While this is obviously a budget phone, Microsoft manages to make the Lumia 435 feel like a bit of a dunce at the camera level, and that’s frustrating because while Nokia made some pretty bold strides with its Lumia range, the Lumia 435 that Microsoft has made feels like a slap in the face for all that PureView research.

It’s almost as if Microsoft put a call out in the Kingdom of Lumia to say “bring me the worst possible camera you can find, and we shall put it in the Lumia 435.”

The good people of Lumia responded in kind with a 2 megapixel shooter that shouldn’t even be used on something called a “smartphone”, simply because there is no auto-focus and no flash, and is the sort of camera you’d expect on a budget dumb phone, not a budget smartphone.

A sample image from the Lumia 435's camera.
A sample image from the Lumia 435’s camera.

It’s the sort of camera you’d be better off not using simply because it is completely inflexible, totally unremarkable, and generally terrible, providing the sort of images that you probably wouldn’t want to post online simply because the images aren’t amazing to look at, and any compact camera you own — even one from a decade ago — will do a better job than this.

The front camera manages to make things even worse, bringing a 640×480 camera to the mix, which is barely usable for a selfie, and will probably at most make you look okay on the tiny screen of the Lumia 435, but a big lot of soft pixels on another display… any display.

An example of a selfie from the 435's front-facing camera.
An example of a selfie from the 435’s front-facing camera.

The thing is, it’s a real shame that the camera is so weak on this camera, especially given that some Android phones manage to tackle similar prices and yet offer at least 5 megapixel shooters on the back, and at least 1 megapixel up front, and given that Microsoft has left Nokia’s excellent camera software that lets you change ISO and shutter speed like an advanced camera, you’re left feeling like this is wasted, since the Lumia 435’s camera is so weak, there’s no reason to attempt it in the first place.
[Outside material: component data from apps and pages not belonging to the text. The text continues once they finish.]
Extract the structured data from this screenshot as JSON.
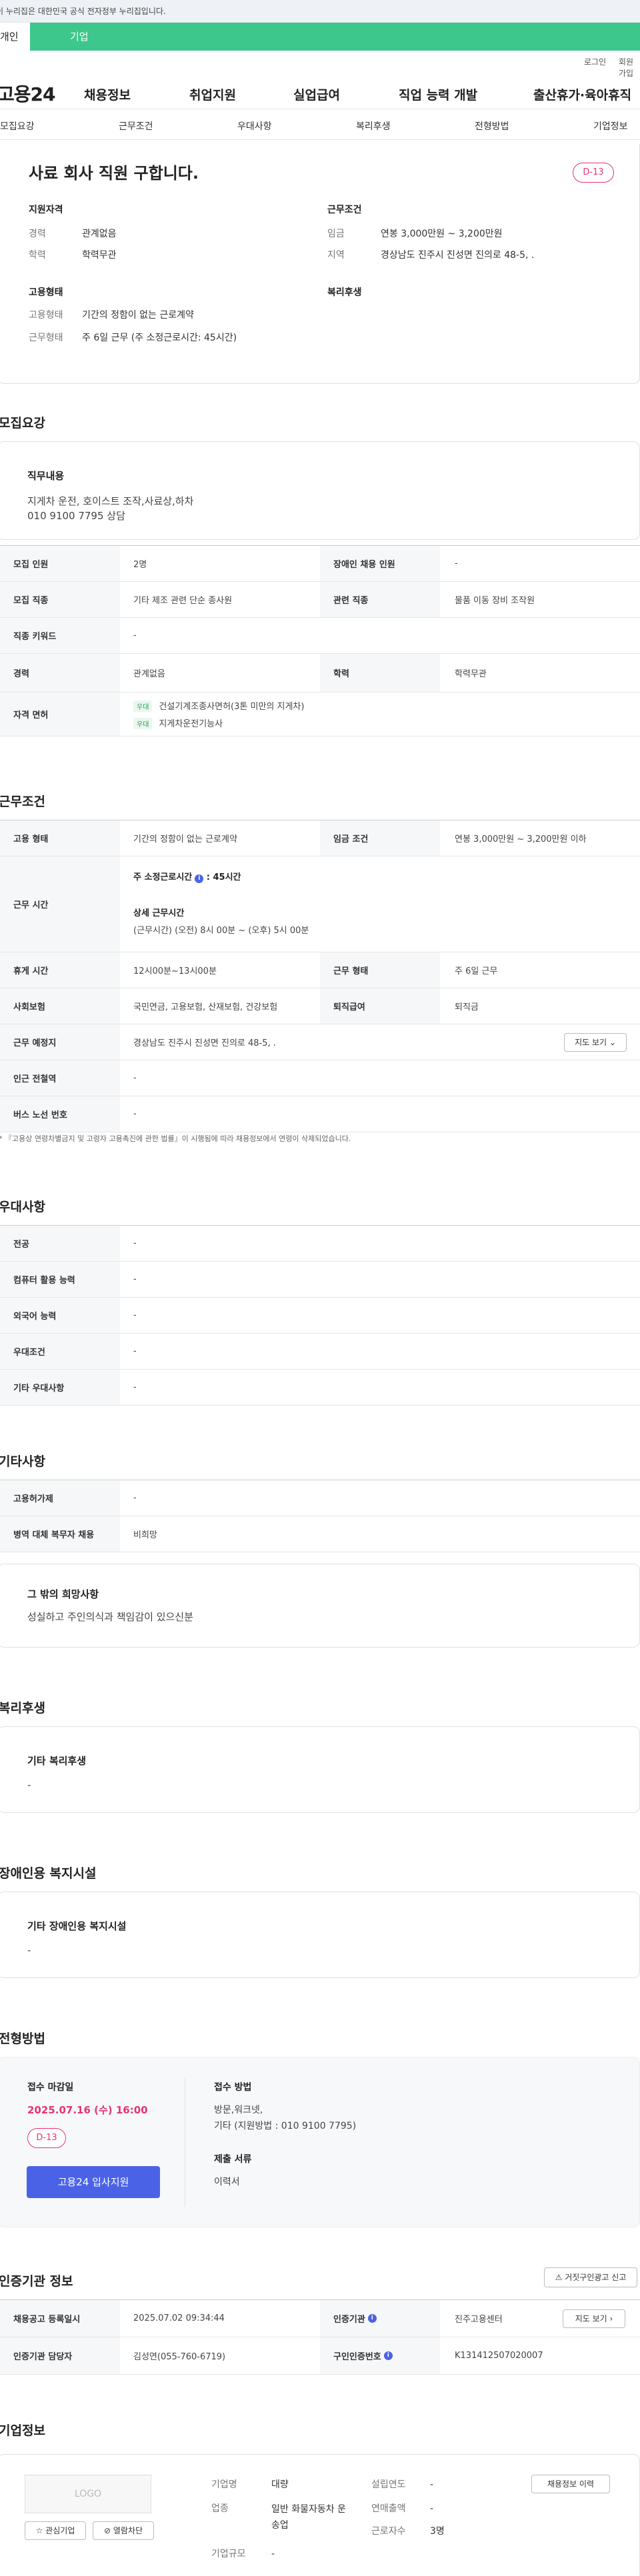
{
  "gov_banner": "이 누리집은 대한민국 공식 전자정부 누리집입니다.",
  "audience_tabs": [
    "개인",
    "기업"
  ],
  "util": {
    "login": "로그인",
    "join": "회원가입"
  },
  "gnb": {
    "logo": "고용24",
    "menu": [
      "채용정보",
      "취업지원",
      "실업급여",
      "직업 능력 개발",
      "출산휴가·육아휴직"
    ]
  },
  "lnb": [
    "모집요강",
    "근무조건",
    "우대사항",
    "복리후생",
    "전형방법",
    "기업정보"
  ],
  "summary": {
    "title": "사료 회사 직원 구합니다.",
    "dday": "D-13",
    "qual_title": "지원자격",
    "qual": [
      {
        "k": "경력",
        "v": "관계없음"
      },
      {
        "k": "학력",
        "v": "학력무관"
      }
    ],
    "cond_title": "근무조건",
    "cond": [
      {
        "k": "임금",
        "v": "연봉 3,000만원 ~ 3,200만원"
      },
      {
        "k": "지역",
        "v": "경상남도 진주시 진성면 진의로 48-5, ."
      }
    ],
    "emp_title": "고용형태",
    "emp": [
      {
        "k": "고용형태",
        "v": "기간의 정함이 없는 근로계약"
      },
      {
        "k": "근무형태",
        "v": "주 6일 근무 (주 소정근로시간: 45시간)"
      }
    ],
    "welfare_title": "복리후생"
  },
  "recruit": {
    "section_title": "모집요강",
    "duty_title": "직무내용",
    "duty_lines": [
      "지게차 운전, 호이스트 조작,사료상,하차",
      "010 9100 7795 상담"
    ],
    "rows": [
      {
        "k": "모집 인원",
        "v": "2명",
        "k2": "장애인 채용 인원",
        "v2": "-"
      },
      {
        "k": "모집 직종",
        "v": "기타 제조 관련 단순 종사원",
        "k2": "관련 직종",
        "v2": "물품 이동 장비 조작원"
      },
      {
        "k": "직종 키워드",
        "v": "-"
      },
      {
        "k": "경력",
        "v": "관계없음",
        "k2": "학력",
        "v2": "학력무관"
      }
    ],
    "license_label": "자격 면허",
    "licenses": [
      {
        "tag": "우대",
        "name": "건설기계조종사면허(3톤 미만의 지게차)"
      },
      {
        "tag": "우대",
        "name": "지게차운전기능사"
      }
    ]
  },
  "work": {
    "section_title": "근무조건",
    "rows": [
      {
        "k": "고용 형태",
        "v": "기간의 정함이 없는 근로계약",
        "k2": "임금 조건",
        "v2": "연봉 3,000만원 ~ 3,200만원 이하"
      }
    ],
    "hours_label": "근무 시간",
    "hours_main": "주 소정근로시간",
    "hours_value": ": 45시간",
    "hours_detail_title": "상세 근무시간",
    "hours_detail": "(근무시간) (오전) 8시 00분 ~ (오후) 5시 00분",
    "rows2": [
      {
        "k": "휴게 시간",
        "v": "12시00분~13시00분",
        "k2": "근무 형태",
        "v2": "주 6일 근무"
      },
      {
        "k": "사회보험",
        "v": "국민연금, 고용보험, 산재보험, 건강보험",
        "k2": "퇴직급여",
        "v2": "퇴직금"
      }
    ],
    "place_label": "근무 예정지",
    "place_value": "경상남도 진주시 진성면 진의로 48-5, .",
    "map_btn": "지도 보기",
    "rows3": [
      {
        "k": "인근 전철역",
        "v": "-"
      },
      {
        "k": "버스 노선 번호",
        "v": "-"
      }
    ],
    "note": "* 『고용상 연령차별금지 및 고령자 고용촉진에 관한 법률』이 시행됨에 따라 채용정보에서 연령이 삭제되었습니다."
  },
  "pref": {
    "section_title": "우대사항",
    "rows": [
      {
        "k": "전공",
        "v": "-"
      },
      {
        "k": "컴퓨터 활용 능력",
        "v": "-"
      },
      {
        "k": "외국어 능력",
        "v": "-"
      },
      {
        "k": "우대조건",
        "v": "-"
      },
      {
        "k": "기타 우대사항",
        "v": "-"
      }
    ]
  },
  "etc": {
    "section_title": "기타사항",
    "rows": [
      {
        "k": "고용허가제",
        "v": "-"
      },
      {
        "k": "병역 대체 복무자 채용",
        "v": "비희망"
      }
    ],
    "other_title": "그 밖의 희망사항",
    "other_text": "성실하고 주인의식과 책임감이 있으신분"
  },
  "welfare": {
    "section_title": "복리후생",
    "box_title": "기타 복리후생",
    "box_value": "-"
  },
  "disability": {
    "section_title": "장애인용 복지시설",
    "box_title": "기타 장애인용 복지시설",
    "box_value": "-"
  },
  "selection": {
    "section_title": "전형방법",
    "deadline_label": "접수 마감일",
    "deadline": "2025.07.16 (수) 16:00",
    "dday": "D-13",
    "apply_btn": "고용24 입사지원",
    "method_label": "접수 방법",
    "method_lines": [
      "방문,워크넷,",
      "기타 (지원방법 : 010 9100 7795)"
    ],
    "docs_label": "제출 서류",
    "docs": "이력서"
  },
  "agency": {
    "section_title": "인증기관 정보",
    "report_btn": "거짓구인광고 신고",
    "rows": [
      {
        "k": "채용공고 등록일시",
        "v": "2025.07.02 09:34:44",
        "k2": "인증기관",
        "v2": "진주고용센터"
      },
      {
        "k": "인증기관 담당자",
        "v": "김성연(055-760-6719)",
        "k2": "구인인증번호",
        "v2": "K131412507020007"
      }
    ],
    "map_btn": "지도 보기"
  },
  "company": {
    "section_title": "기업정보",
    "logo_text": "LOGO",
    "fav_btn": "관심기업",
    "block_btn": "열람차단",
    "fields": [
      {
        "k": "기업명",
        "v": "대량"
      },
      {
        "k": "업종",
        "v": "일반 화물자동차 운송업"
      },
      {
        "k": "기업규모",
        "v": "-"
      }
    ],
    "fields2": [
      {
        "k": "설립연도",
        "v": "-"
      },
      {
        "k": "연매출액",
        "v": "-"
      },
      {
        "k": "근로자수",
        "v": "3명"
      }
    ],
    "history_btn": "채용정보 이력"
  }
}
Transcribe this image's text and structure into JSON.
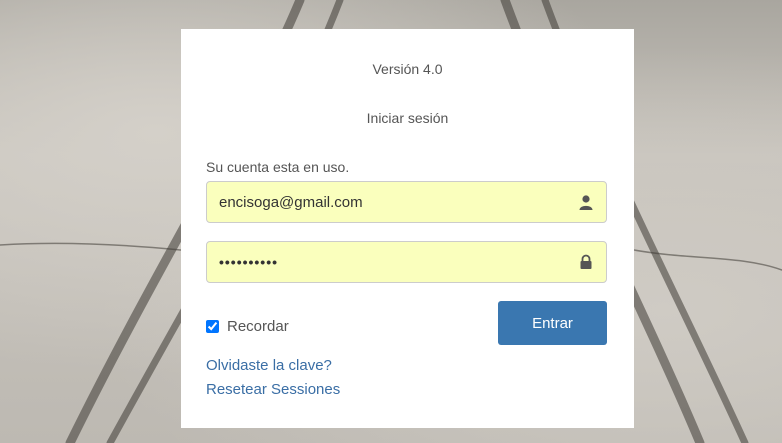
{
  "login": {
    "version": "Versión 4.0",
    "title": "Iniciar sesión",
    "status": "Su cuenta esta en uso.",
    "email_value": "encisoga@gmail.com",
    "password_value": "••••••••••",
    "remember_label": "Recordar",
    "remember_checked": true,
    "enter_label": "Entrar",
    "forgot_link": "Olvidaste la clave?",
    "reset_link": "Resetear Sessiones"
  },
  "icons": {
    "email": "user-icon",
    "password": "lock-icon",
    "remember": "checkbox-checked"
  },
  "colors": {
    "accent": "#3a77b0",
    "link": "#3a6ea5",
    "autofill": "#faffbd"
  }
}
There’s also no camera button, something we’re not shocked by, though it would have been nice given most of the other Lumia models have featured this in the past.

Given how terrible the camera is, we can’t say we’re surprised by this exclusion, though again, it’s a little annoying to see a previous Lumia staple missed out on.

There's an automatic mode, as well as a pro mode. That said, the pro mode on the Lumia Camera is a bit of a waste of time given how poor quality the camera is.
There’s an automatic mode, as well as a pro mode. That said, the pro mode on the Lumia Camera is a bit of a waste of time given how poor quality the camera is.


Microsoft’s take on the budget smartphone certainly has its positives, but its negative is pretty severe too, with low 3G speeds and a piddly little camera that just feels so out of place in a modern device, even one with this sort of price point.

Strangely, these two issues make it a bit of an odd creature in the smartphone world, because while it’s an acceptable entry level smartphone for someone who doesn’t need much, or someone who wants something easy — say a child or a senior — you also want something a little better quality for the camera, because those two categories would expect something at least half usable, which unfortunately the camera is not.


And that’s where the price stops us, because really, this should be under the $100 price, not $29 over it.

Simply put, if the Lumia 435 was closer to the $79 mark (or even lower), it would make more sense, offering enough of what budget phone buyers are looking for, without realising their pennies are getting pinched. Over the $100 mark and it’s harder to see the value, though street price is obviously different from what Microsoft recommends, so if you can find it lower, even at $99, it might make an excellent beginner’s smartphone.

Value for money
Ease of Use
Reader Rating0 Votes
Relatively inexpensive; Features two SIM slots that work for both micro- and nanoSIM; Decent battery life for a budget phone; Windows Phone makes dual SIM slots easy to work with from a software point of view; 8GB storage inside with a microSD;
Not the best screen; Easily one of the worst cameras you’ll find on a phone; No camera button; No 4G, and the 3G speeds aren’t great either; No lights under the soft buttons;